» **Work order**: Where a line contains the word "Flutter", copy that line from the records below.

» **Provided information**:
# # # # #
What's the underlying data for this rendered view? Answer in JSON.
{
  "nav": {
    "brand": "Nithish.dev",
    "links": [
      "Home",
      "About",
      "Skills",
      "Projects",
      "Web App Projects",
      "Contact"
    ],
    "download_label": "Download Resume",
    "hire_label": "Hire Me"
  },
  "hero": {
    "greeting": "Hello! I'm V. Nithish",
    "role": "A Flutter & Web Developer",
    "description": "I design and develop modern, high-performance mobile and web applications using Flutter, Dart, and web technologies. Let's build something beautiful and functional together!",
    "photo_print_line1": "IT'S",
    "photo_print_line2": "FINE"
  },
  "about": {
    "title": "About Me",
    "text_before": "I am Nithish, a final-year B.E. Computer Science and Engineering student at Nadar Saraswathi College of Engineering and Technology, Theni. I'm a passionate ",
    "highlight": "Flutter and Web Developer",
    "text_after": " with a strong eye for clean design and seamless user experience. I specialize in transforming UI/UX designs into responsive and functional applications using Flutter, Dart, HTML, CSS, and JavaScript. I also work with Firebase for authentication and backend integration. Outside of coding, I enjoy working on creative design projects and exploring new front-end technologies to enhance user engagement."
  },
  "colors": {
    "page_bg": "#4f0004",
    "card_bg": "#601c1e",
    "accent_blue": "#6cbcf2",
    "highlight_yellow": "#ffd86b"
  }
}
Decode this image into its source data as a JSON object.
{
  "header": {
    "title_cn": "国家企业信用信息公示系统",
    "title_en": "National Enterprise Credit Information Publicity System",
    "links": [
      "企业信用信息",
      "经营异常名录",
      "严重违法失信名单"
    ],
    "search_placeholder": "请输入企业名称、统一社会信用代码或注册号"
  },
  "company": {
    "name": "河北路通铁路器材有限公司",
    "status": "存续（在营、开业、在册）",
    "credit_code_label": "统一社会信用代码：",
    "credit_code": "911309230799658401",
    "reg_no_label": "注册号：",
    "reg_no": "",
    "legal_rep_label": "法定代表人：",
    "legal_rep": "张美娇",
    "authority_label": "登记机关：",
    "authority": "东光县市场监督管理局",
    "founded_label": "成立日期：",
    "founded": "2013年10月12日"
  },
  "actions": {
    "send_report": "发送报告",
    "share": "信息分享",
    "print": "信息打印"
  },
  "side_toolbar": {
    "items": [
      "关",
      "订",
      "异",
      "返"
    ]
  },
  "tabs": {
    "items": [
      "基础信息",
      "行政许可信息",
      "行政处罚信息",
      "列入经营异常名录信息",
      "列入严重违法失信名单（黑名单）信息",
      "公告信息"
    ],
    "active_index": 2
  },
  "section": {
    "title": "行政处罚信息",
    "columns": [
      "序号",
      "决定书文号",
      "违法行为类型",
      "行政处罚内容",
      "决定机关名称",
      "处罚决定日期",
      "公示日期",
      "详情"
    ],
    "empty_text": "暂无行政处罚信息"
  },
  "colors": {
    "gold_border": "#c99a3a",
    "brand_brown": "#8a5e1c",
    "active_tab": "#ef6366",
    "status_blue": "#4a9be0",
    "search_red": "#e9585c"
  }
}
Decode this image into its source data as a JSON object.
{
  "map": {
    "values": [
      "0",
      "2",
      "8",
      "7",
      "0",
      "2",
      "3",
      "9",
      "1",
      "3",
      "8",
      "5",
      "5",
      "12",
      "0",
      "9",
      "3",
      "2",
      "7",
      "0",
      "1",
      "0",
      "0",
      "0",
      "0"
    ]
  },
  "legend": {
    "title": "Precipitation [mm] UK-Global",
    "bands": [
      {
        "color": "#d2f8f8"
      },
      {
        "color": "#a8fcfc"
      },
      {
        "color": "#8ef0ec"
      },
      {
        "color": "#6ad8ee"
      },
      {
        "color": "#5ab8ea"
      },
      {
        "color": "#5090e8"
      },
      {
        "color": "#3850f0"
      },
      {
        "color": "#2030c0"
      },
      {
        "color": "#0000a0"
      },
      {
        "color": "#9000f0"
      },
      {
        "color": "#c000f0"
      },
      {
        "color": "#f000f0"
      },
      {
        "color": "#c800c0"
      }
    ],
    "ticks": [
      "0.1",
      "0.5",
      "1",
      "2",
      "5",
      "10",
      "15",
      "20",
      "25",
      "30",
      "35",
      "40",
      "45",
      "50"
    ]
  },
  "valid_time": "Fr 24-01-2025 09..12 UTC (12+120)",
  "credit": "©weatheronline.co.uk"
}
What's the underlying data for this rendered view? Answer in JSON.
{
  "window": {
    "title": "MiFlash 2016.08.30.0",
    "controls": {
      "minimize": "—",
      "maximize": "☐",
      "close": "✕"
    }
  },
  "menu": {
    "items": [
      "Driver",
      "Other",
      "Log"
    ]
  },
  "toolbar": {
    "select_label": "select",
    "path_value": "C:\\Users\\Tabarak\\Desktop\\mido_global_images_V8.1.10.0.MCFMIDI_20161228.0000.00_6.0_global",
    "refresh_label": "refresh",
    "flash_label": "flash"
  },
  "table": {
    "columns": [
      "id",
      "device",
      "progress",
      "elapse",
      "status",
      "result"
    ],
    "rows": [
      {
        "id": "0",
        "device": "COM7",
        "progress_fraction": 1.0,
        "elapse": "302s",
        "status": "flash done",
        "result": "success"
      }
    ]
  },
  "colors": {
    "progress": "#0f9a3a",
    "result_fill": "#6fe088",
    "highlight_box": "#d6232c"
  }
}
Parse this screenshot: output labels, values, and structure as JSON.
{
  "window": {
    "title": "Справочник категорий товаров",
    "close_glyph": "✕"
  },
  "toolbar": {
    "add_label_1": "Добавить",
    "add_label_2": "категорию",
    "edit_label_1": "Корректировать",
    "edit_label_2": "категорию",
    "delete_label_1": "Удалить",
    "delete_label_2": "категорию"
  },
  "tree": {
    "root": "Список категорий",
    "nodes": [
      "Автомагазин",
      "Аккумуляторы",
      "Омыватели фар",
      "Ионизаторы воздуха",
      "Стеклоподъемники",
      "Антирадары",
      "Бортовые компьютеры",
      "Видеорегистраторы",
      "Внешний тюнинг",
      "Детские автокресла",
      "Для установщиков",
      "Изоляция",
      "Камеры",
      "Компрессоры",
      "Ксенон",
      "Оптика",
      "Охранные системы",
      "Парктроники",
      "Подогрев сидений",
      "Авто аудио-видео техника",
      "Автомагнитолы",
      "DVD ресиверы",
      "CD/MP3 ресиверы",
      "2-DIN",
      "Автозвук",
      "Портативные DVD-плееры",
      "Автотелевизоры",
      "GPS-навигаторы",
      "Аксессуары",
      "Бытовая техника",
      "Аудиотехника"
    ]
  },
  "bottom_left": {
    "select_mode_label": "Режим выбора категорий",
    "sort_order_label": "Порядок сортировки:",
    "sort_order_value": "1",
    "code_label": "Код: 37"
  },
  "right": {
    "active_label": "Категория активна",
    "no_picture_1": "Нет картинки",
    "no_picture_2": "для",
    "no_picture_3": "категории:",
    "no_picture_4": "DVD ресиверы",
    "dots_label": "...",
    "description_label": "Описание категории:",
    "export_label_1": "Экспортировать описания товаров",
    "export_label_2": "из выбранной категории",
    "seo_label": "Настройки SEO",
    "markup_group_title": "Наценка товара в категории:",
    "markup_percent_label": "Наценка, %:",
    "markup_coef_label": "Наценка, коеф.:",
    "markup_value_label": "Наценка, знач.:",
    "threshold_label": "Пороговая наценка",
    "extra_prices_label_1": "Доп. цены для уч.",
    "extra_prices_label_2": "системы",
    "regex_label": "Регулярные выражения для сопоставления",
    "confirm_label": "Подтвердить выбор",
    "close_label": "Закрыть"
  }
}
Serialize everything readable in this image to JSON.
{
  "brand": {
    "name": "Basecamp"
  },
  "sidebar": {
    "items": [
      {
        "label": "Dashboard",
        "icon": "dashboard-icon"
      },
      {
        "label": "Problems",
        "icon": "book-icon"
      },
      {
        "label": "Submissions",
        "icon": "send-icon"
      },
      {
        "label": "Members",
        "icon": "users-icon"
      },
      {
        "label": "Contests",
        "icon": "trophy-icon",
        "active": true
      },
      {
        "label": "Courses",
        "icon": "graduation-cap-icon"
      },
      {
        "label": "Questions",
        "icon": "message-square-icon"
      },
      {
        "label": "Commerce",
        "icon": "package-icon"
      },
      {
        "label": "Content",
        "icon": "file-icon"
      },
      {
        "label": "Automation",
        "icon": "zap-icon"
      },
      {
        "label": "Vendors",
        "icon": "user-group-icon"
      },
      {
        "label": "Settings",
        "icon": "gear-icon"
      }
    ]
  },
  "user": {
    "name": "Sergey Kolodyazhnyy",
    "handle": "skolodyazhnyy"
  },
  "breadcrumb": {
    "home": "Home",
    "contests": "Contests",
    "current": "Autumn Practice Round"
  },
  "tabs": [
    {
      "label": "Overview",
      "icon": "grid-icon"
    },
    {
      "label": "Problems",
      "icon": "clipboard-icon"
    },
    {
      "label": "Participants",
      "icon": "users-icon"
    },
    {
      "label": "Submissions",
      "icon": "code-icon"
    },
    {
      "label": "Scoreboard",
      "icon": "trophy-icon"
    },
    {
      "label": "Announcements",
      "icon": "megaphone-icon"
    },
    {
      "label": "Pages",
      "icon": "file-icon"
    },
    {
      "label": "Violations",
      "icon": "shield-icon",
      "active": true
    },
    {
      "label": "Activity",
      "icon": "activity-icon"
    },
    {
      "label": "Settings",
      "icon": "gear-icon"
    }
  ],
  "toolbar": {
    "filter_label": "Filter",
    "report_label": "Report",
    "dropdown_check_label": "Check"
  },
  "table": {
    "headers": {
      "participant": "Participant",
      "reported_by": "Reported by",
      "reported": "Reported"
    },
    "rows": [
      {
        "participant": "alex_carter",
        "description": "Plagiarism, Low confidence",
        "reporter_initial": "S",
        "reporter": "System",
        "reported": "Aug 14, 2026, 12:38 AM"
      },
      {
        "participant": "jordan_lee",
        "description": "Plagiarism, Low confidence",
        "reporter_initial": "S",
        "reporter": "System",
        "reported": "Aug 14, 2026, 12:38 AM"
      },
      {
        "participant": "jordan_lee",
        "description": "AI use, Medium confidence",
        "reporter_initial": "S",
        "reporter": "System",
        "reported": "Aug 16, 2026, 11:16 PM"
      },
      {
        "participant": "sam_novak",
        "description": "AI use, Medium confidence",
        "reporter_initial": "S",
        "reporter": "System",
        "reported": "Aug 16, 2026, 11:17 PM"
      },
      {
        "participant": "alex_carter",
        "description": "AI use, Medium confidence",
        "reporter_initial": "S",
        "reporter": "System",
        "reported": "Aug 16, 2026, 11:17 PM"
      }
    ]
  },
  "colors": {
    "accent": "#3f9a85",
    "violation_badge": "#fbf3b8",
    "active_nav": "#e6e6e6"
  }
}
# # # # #
» **Response**:
    "role": "A Flutter & Web Developer",
    "description": "I design and develop modern, high-performance mobile and web applications using Flutter, Dart, and web technologies. Let's build something beautiful and functional together!",
    "highlight": "Flutter and Web Developer",
    "text_after": " with a strong eye for clean design and seamless user experience. I specialize in transforming UI/UX designs into responsive and functional applications using Flutter, Dart, HTML, CSS, and JavaScript. I also work with Firebase for authentication and backend integration. Outside of coding, I enjoy working on creative design projects and exploring new front-end technologies to enhance user engagement."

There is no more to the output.